### About this exercise
The answer must be every line of the records below that contains the word "Tomcat", copied out.

### Data for review
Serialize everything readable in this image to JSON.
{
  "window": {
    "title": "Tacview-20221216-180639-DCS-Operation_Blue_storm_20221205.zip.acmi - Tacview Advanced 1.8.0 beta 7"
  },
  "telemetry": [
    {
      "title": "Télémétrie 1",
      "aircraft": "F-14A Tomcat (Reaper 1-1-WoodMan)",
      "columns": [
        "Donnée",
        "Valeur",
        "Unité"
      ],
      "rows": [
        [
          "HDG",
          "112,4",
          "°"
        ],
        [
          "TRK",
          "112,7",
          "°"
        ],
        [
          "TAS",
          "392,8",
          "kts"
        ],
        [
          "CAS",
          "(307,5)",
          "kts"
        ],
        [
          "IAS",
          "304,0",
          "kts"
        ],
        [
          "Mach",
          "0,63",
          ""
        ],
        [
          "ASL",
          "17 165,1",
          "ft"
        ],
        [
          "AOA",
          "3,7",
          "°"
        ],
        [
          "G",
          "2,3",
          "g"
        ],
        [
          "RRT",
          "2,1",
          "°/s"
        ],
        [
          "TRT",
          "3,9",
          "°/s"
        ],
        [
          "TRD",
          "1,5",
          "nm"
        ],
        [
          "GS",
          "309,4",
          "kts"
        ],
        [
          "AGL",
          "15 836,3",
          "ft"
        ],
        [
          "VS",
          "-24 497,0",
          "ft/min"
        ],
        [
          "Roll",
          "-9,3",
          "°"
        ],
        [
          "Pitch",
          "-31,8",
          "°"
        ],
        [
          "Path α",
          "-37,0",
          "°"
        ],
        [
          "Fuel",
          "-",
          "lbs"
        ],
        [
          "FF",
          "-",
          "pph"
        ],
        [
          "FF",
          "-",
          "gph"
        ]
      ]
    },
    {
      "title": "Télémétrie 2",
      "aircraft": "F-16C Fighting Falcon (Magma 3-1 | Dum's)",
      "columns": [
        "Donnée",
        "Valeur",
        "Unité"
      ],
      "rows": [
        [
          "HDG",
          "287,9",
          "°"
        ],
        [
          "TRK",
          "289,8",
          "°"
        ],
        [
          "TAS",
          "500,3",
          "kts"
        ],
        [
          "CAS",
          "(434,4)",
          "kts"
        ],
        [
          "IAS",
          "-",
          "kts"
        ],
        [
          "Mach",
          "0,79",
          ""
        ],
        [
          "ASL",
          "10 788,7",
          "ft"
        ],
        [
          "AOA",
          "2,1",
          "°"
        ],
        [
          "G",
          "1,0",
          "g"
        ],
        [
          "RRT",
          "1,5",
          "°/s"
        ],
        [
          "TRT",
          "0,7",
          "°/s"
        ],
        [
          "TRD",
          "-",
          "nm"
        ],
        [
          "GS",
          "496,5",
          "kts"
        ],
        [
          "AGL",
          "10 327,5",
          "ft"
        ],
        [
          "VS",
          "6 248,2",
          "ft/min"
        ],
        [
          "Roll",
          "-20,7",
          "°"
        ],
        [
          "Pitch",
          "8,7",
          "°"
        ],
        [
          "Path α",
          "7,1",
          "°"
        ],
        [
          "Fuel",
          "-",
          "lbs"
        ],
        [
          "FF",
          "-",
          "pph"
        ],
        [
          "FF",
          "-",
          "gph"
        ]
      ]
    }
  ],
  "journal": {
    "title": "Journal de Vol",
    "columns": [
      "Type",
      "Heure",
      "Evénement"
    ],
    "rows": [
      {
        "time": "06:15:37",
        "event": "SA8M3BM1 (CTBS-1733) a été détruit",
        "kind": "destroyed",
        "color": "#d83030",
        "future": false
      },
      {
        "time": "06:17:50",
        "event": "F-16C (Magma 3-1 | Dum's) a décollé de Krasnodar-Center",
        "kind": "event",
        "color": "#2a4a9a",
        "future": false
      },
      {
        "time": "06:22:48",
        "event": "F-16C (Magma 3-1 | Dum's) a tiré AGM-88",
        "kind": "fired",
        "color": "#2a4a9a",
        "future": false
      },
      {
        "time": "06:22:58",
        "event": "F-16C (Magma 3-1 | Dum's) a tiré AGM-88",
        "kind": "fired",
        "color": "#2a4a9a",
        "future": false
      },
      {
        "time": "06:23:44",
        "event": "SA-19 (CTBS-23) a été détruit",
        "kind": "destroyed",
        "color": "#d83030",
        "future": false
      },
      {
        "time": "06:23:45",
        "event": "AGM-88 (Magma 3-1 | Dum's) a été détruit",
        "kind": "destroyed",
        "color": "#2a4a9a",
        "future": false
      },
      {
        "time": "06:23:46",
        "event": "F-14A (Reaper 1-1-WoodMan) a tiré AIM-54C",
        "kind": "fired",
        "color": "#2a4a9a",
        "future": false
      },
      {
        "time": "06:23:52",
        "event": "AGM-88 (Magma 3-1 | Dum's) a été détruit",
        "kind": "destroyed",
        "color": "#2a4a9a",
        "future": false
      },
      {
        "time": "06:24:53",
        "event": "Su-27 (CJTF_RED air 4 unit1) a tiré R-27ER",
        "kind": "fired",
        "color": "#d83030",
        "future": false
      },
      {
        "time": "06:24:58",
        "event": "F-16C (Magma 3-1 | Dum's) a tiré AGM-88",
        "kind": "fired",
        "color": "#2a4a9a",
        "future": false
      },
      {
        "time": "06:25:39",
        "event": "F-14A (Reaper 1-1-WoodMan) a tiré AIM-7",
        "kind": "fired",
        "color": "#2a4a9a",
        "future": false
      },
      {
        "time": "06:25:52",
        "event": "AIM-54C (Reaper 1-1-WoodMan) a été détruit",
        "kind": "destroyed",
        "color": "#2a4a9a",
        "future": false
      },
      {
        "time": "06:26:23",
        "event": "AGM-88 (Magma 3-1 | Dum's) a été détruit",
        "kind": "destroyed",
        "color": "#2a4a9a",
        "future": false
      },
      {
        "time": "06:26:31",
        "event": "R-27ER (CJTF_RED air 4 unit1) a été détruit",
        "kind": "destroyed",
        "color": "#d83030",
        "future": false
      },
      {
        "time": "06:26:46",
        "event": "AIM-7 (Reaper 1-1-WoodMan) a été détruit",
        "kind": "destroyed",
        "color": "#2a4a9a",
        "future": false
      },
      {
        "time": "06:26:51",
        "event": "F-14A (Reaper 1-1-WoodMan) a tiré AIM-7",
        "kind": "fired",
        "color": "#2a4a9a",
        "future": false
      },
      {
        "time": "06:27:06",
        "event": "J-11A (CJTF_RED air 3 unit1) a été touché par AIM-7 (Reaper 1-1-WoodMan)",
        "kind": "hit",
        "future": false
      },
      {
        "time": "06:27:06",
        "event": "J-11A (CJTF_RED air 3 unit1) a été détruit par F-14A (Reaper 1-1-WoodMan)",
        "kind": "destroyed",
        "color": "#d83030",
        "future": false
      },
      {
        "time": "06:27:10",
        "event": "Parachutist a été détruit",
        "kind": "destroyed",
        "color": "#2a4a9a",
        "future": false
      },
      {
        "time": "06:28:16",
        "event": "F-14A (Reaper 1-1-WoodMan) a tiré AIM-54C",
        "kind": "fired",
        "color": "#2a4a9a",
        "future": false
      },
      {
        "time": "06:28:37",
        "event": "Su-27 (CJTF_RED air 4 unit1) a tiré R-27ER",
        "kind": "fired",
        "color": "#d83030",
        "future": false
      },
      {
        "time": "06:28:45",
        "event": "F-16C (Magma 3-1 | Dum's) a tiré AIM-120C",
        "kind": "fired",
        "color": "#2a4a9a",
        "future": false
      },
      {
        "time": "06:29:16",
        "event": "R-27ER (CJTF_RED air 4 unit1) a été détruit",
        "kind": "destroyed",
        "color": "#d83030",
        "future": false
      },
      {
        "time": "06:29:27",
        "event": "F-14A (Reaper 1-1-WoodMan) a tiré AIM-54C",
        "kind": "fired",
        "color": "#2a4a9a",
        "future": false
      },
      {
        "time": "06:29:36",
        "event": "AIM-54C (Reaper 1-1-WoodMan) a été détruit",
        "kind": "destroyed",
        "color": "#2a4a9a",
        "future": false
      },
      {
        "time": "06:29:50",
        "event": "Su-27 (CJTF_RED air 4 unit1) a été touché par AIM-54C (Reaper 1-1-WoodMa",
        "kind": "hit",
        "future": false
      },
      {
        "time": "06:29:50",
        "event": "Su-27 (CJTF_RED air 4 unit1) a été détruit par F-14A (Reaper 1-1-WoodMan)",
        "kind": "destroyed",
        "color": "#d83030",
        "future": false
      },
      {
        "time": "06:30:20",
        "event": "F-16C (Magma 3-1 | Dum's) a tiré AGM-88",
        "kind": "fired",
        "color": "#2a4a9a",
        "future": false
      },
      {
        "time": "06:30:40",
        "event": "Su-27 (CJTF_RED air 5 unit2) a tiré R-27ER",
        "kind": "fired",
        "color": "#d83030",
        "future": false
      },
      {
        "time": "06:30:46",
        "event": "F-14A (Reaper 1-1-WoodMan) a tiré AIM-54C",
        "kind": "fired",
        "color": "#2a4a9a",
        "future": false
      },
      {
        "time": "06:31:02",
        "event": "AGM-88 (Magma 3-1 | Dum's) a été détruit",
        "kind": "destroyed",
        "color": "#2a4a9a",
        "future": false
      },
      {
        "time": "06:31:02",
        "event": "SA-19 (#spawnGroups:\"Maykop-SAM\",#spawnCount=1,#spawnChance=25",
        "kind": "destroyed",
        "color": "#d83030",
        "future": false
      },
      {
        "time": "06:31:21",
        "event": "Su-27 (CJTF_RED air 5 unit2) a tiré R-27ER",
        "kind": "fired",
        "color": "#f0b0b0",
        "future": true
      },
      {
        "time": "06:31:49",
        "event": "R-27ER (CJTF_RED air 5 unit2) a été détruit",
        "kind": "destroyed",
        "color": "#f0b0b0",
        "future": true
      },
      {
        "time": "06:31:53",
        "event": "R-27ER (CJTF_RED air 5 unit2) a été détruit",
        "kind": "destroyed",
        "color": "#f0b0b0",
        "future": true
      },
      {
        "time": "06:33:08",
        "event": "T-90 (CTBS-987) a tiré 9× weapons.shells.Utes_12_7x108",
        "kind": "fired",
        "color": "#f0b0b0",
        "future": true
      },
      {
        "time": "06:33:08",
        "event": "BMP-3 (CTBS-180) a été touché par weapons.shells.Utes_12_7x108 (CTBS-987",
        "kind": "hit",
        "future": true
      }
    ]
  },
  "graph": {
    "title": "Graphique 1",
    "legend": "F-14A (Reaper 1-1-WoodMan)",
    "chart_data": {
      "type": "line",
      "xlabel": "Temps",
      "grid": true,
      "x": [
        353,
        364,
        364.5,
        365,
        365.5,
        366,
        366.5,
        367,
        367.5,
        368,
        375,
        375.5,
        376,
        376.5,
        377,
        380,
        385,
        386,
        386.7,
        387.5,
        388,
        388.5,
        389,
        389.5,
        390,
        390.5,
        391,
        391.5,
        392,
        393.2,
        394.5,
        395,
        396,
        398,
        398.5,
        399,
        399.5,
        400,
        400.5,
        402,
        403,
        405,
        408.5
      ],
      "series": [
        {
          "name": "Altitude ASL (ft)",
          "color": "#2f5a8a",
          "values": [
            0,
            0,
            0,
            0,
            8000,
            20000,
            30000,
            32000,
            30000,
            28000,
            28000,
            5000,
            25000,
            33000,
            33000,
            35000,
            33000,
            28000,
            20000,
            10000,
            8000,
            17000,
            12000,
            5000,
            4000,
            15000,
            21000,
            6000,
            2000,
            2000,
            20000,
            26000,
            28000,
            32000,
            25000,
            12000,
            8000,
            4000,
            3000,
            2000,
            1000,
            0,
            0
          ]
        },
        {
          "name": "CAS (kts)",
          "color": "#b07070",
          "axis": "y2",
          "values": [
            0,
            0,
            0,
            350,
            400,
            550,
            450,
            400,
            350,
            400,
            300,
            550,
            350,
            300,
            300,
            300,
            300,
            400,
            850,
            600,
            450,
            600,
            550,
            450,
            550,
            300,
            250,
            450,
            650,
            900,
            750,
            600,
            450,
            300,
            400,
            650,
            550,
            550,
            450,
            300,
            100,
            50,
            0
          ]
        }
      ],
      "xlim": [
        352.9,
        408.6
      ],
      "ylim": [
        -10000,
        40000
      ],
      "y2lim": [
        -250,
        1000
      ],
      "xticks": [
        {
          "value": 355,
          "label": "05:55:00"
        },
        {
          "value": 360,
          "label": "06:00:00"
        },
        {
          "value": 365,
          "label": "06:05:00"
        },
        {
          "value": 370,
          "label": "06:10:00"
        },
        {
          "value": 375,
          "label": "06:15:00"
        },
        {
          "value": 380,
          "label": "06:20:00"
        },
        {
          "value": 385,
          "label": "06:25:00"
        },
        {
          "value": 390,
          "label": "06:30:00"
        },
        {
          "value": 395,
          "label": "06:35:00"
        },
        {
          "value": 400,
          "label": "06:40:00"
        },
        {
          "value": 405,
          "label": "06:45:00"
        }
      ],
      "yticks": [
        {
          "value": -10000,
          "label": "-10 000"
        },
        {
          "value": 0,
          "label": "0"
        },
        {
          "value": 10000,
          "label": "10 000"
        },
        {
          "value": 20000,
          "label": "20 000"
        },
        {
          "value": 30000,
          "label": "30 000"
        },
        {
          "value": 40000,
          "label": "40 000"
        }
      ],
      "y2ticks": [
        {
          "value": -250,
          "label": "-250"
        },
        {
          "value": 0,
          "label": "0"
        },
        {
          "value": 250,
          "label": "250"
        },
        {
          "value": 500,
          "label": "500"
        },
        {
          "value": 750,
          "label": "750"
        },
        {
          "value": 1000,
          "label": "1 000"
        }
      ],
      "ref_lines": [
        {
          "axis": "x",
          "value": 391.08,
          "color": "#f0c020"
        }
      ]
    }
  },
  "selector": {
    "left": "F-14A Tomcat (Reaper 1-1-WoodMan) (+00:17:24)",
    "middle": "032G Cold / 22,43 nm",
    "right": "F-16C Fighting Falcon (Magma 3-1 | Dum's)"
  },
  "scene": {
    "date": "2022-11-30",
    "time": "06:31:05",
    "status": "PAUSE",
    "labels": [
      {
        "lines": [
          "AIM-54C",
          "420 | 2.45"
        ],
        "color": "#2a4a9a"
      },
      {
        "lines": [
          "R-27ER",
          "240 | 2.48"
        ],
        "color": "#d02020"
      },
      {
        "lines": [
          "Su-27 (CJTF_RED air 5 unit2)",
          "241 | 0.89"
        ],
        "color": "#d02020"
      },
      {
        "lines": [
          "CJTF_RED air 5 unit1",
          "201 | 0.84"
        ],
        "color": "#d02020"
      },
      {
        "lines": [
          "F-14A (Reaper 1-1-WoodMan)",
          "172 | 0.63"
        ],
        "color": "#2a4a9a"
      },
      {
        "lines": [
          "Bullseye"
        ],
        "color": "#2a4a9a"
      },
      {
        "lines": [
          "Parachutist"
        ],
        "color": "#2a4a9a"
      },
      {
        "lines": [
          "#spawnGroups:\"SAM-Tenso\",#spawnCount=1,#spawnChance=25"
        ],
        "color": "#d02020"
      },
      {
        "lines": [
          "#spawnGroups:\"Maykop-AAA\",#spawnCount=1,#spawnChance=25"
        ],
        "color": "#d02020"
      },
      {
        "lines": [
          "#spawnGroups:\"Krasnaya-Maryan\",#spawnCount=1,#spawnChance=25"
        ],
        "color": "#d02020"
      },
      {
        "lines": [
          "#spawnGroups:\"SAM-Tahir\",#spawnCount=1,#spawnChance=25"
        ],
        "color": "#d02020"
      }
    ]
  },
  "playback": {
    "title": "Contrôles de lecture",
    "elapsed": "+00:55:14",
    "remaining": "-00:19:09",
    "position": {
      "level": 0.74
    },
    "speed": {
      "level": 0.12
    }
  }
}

### Reply
      "aircraft": "F-14A Tomcat (Reaper 1-1-WoodMan)",
    "left": "F-14A Tomcat (Reaper 1-1-WoodMan) (+00:17:24)",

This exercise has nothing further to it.